**Dataset content:**
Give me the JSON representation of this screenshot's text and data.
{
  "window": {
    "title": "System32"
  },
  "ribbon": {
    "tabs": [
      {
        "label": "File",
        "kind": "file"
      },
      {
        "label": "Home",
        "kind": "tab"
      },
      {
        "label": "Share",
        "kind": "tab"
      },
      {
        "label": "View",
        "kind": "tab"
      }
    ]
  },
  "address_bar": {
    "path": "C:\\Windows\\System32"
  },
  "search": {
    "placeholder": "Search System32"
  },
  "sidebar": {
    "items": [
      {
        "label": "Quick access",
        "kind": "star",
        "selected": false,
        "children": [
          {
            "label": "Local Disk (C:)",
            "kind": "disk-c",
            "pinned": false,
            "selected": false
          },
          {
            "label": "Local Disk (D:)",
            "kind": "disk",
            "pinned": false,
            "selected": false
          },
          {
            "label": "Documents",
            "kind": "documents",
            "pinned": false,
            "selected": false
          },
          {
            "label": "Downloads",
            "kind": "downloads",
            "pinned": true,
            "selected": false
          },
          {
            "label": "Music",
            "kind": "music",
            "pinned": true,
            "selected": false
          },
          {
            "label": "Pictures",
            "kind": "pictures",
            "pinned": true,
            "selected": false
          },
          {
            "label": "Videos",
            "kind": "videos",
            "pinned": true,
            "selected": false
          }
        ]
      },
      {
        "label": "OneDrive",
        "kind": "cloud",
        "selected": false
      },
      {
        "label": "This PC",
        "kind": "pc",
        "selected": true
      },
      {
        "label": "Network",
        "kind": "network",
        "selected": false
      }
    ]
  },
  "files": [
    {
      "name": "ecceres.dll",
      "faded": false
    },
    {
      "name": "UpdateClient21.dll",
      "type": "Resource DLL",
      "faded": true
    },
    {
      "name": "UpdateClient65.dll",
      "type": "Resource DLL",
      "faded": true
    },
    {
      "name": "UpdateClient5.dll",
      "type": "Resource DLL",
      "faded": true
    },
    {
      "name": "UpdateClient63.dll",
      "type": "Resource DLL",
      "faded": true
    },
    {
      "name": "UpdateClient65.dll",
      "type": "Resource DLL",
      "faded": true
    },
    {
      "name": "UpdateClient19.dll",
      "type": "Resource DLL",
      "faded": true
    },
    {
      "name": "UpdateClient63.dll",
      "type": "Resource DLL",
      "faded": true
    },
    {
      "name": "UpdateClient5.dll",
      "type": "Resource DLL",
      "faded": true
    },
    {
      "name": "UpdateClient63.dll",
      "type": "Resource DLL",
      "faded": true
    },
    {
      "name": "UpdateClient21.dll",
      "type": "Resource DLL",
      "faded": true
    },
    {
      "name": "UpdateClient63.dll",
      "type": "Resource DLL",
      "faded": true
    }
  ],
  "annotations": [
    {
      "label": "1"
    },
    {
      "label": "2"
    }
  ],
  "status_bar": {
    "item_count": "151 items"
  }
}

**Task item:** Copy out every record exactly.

**Solution for this problem:**
Give me the JSON representation of this screenshot's text and data.
{
  "window": {
    "title": "System32"
  },
  "ribbon": {
    "tabs": [
      {
        "label": "File",
        "kind": "file"
      },
      {
        "label": "Home",
        "kind": "tab"
      },
      {
        "label": "Share",
        "kind": "tab"
      },
      {
        "label": "View",
        "kind": "tab"
      }
    ]
  },
  "address_bar": {
    "path": "C:\\Windows\\System32"
  },
  "search": {
    "placeholder": "Search System32"
  },
  "sidebar": {
    "items": [
      {
        "label": "Quick access",
        "kind": "star",
        "selected": false,
        "children": [
          {
            "label": "Local Disk (C:)",
            "kind": "disk-c",
            "pinned": false,
            "selected": false
          },
          {
            "label": "Local Disk (D:)",
            "kind": "disk",
            "pinned": false,
            "selected": false
          },
          {
            "label": "Documents",
            "kind": "documents",
            "pinned": false,
            "selected": false
          },
          {
            "label": "Downloads",
            "kind": "downloads",
            "pinned": true,
            "selected": false
          },
          {
            "label": "Music",
            "kind": "music",
            "pinned": true,
            "selected": false
          },
          {
            "label": "Pictures",
            "kind": "pictures",
            "pinned": true,
            "selected": false
          },
          {
            "label": "Videos",
            "kind": "videos",
            "pinned": true,
            "selected": false
          }
        ]
      },
      {
        "label": "OneDrive",
        "kind": "cloud",
        "selected": false
      },
      {
        "label": "This PC",
        "kind": "pc",
        "selected": true
      },
      {
        "label": "Network",
        "kind": "network",
        "selected": false
      }
    ]
  },
  "files": [
    {
      "name": "ecceres.dll",
      "faded": false
    },
    {
      "name": "UpdateClient21.dll",
      "type": "Resource DLL",
      "faded": true
    },
    {
      "name": "UpdateClient65.dll",
      "type": "Resource DLL",
      "faded": true
    },
    {
      "name": "UpdateClient5.dll",
      "type": "Resource DLL",
      "faded": true
    },
    {
      "name": "UpdateClient63.dll",
      "type": "Resource DLL",
      "faded": true
    },
    {
      "name": "UpdateClient65.dll",
      "type": "Resource DLL",
      "faded": true
    },
    {
      "name": "UpdateClient19.dll",
      "type": "Resource DLL",
      "faded": true
    },
    {
      "name": "UpdateClient63.dll",
      "type": "Resource DLL",
      "faded": true
    },
    {
      "name": "UpdateClient5.dll",
      "type": "Resource DLL",
      "faded": true
    },
    {
      "name": "UpdateClient63.dll",
      "type": "Resource DLL",
      "faded": true
    },
    {
      "name": "UpdateClient21.dll",
      "type": "Resource DLL",
      "faded": true
    },
    {
      "name": "UpdateClient63.dll",
      "type": "Resource DLL",
      "faded": true
    }
  ],
  "annotations": [
    {
      "label": "1"
    },
    {
      "label": "2"
    }
  ],
  "status_bar": {
    "item_count": "151 items"
  }
}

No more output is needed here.